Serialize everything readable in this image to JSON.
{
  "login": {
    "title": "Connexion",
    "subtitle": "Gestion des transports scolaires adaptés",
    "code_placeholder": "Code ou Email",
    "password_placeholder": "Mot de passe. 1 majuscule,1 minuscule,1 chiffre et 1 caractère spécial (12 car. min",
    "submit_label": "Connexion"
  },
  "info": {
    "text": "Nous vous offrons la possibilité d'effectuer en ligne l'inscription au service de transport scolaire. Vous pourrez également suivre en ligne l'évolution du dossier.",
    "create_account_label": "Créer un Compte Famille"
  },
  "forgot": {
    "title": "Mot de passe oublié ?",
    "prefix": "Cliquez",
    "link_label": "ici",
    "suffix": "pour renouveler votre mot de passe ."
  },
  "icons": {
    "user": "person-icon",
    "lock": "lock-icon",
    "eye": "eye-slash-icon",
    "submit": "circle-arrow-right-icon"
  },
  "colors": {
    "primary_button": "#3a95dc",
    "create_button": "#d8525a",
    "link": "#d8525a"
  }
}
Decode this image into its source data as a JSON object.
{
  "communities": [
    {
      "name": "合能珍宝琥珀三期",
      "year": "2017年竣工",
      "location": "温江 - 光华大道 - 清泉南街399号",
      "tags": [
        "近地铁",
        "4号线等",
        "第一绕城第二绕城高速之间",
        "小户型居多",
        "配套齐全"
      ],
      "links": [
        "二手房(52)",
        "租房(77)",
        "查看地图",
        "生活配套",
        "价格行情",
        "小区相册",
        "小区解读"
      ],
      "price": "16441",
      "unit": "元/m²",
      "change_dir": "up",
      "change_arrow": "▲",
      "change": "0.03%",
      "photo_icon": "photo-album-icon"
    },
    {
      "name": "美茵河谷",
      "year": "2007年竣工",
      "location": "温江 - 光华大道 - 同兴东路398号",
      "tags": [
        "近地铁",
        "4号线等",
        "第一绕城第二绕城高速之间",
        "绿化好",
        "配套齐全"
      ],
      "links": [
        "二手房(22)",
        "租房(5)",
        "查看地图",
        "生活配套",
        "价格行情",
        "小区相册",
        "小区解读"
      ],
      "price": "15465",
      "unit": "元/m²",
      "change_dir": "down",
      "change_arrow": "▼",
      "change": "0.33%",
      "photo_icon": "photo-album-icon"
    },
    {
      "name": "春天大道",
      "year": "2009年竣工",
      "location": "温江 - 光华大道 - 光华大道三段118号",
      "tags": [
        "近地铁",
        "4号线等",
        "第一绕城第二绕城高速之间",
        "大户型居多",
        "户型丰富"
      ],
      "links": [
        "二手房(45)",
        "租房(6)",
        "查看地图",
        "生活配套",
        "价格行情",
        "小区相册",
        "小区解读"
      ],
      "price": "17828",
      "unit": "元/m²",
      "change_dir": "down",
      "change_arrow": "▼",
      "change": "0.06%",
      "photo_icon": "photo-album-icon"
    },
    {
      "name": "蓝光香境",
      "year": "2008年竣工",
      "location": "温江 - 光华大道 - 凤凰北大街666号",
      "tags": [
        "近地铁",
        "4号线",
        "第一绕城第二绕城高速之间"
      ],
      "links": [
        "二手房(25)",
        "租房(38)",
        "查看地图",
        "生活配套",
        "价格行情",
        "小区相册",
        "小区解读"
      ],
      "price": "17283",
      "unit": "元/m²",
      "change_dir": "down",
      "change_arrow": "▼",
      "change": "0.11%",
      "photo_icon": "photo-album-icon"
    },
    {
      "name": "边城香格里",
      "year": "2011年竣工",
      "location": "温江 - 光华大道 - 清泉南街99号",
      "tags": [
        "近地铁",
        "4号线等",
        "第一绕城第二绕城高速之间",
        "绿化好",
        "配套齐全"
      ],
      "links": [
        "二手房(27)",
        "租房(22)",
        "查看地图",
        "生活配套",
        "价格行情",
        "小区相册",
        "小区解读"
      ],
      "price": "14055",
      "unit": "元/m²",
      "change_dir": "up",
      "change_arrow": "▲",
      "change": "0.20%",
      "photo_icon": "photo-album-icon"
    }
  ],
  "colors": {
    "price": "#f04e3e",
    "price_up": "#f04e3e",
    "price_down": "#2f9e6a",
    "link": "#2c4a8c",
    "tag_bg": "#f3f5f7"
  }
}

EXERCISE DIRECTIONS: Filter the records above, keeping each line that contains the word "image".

WRITTEN ANSWER:
Serialize everything readable in this image to JSON.
Decode this image into its source data as a JSON object.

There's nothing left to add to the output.